Andy Hutchinson, who is thought to have been one of the oldest surviving submariners to have taken part in the Second World War, has died at the age of 93.
He attended the Remembrance Day service in Belfast last Sunday, and passed away peacefully two days later.
He was a keen member of the Submariners' Association and regularly attended their Northern Ireland branch meetings until recently.
He was born and brought up in Belfast, and at the age of 16 he signed up with the Submarine Service, one of the most dangerous roles in the Armed Forces, where there was only a one in three chance of survival.
In 1943 he served in HMS Valkyrie, the Radar Training School in Douglas, Isle of Man. The next year he served in HMS Dolphin, and from June to August that year in HMS Cyclops.
Then from 1944 to 1946 he served in the submarine HMS Sportsman.
Mr Hutchinson told friends later that he always thought of the time when he was on deck and came under fire from a German Stuka dive bomber, being wounded in the leg by a ricocheting bullet.

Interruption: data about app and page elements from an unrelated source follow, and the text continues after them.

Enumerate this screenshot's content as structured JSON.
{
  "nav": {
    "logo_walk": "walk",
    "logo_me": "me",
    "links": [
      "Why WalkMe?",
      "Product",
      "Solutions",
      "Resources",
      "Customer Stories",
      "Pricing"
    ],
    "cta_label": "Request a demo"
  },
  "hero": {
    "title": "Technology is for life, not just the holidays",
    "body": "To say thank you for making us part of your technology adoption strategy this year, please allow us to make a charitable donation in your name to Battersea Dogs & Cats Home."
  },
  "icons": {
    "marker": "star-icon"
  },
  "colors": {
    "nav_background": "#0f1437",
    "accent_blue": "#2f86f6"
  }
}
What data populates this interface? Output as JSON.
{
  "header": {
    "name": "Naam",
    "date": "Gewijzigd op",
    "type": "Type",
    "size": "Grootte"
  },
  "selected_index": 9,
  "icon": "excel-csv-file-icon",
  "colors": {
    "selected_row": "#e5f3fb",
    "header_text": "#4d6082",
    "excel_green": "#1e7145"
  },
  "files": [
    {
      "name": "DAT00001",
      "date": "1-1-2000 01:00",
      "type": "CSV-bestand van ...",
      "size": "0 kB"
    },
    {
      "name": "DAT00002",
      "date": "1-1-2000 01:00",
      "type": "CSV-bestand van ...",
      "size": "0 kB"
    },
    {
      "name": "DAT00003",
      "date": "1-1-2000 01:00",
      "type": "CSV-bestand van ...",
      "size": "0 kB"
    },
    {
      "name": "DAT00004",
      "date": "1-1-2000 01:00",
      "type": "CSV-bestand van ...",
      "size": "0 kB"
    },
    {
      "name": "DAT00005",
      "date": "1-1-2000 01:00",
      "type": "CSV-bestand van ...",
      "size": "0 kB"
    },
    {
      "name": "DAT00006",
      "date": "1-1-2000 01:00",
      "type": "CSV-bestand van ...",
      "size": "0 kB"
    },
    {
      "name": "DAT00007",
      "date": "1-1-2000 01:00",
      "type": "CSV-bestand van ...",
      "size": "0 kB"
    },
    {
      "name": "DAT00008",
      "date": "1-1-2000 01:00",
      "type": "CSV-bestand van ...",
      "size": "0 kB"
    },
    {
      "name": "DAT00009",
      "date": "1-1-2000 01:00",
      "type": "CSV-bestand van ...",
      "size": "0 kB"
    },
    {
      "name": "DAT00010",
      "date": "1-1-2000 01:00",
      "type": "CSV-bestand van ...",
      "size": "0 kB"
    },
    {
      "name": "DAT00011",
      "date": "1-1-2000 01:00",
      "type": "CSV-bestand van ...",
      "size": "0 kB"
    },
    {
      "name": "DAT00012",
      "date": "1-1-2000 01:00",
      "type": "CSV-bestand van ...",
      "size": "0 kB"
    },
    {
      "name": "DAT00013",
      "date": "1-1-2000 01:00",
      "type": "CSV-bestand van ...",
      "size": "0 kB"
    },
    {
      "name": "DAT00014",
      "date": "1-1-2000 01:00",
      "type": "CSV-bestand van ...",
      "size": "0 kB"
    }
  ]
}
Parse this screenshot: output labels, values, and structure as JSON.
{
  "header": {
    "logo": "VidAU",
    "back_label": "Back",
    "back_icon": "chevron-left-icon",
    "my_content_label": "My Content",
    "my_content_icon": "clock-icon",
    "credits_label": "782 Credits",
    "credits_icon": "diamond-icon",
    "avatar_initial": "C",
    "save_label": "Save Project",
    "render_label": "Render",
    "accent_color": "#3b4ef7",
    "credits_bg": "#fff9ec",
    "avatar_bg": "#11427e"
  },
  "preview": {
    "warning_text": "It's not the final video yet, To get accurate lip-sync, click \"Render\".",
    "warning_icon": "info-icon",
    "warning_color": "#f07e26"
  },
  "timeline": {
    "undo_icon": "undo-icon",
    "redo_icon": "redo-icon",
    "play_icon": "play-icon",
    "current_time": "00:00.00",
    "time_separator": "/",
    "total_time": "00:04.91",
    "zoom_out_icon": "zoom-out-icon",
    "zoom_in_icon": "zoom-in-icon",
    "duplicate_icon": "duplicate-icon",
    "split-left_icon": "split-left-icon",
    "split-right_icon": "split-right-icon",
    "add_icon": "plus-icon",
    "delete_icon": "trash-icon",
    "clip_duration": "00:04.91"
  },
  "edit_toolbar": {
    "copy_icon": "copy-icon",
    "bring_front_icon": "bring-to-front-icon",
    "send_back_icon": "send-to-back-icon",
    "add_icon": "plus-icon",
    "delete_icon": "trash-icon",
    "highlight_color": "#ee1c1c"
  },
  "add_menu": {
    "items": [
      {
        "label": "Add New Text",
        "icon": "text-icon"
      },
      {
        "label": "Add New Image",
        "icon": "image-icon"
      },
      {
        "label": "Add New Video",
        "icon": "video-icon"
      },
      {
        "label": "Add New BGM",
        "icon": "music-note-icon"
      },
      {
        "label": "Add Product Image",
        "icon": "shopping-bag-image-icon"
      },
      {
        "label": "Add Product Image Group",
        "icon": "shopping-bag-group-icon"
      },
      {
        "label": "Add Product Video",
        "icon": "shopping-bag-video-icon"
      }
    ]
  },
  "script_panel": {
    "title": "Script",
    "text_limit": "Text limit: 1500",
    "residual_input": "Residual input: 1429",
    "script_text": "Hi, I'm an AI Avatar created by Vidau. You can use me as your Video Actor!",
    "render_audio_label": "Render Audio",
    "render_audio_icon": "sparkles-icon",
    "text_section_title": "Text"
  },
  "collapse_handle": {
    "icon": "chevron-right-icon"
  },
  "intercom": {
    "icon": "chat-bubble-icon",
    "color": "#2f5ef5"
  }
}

His life was saved by a comrade who pushed him to safety down the hatch of the submarine, but unfortunately his rescuer was killed.
His longest uninterrupted service was on the HMS Sportsman, in the Mediterranean and the Atlantic, where his vessel sank 12 enemy ships and survived numerous attacks from the Germans.
The Germans used U-boats to devastating effect during the Battle of the Atlantic, where they tried to cut off the UK's supply routes by sinking more merchant ships than Britain could replace.
The Battle of the Atlantic, which until recently was commemorated by annual church services in Belfast and elsewhere in Northern Ireland, was one of the most crucial battles which the Allies had to win, and while U-boats destroyed a significant number of ships, the German strategy ultimately failed, in no small part due to the courage of the crews of the merchant vessels.
By the end of the Second World War almost 3,000 Allied ships had been sunk by U-boats in various theatres of conflict.
A significant number of surrendered U-boats were moored in the naval base at Londonderry.
Apart from the important role in the Atlantic, the Royal Navy Submarine Service blockaded trade and military supply routes to Africa and the Far East.
On one occasion Mr Hutchinson and his colleagues suffered a "blue on blue" attack by American forces, which led to considerable damage and serious injuries.
His submarine took part in an operation that involved dropping agents from the Special Boat Service into Italy and France.
One of his memorable journeys was from the Mediterranean to Scotland, and then to St John's in Canada and Philadelphia in the USA, where he trained in sonar and radar technology before returning to the UK.
He also had a frightening experience when his submarine captain ordered a test dive, which saw the vessel suffer a mechanical failure and sink below crush depth.
However, he and his colleagues fortunately survived to tell the tale.
Mr Hutchinson's funeral service will take place this Thursday in Knockbreda Methodist Church at 11.30am, when the standard of the Northern Ireland branch of the Submariners' Association will be paraded.
It will be followed by cremation at Roselawn at 1pm.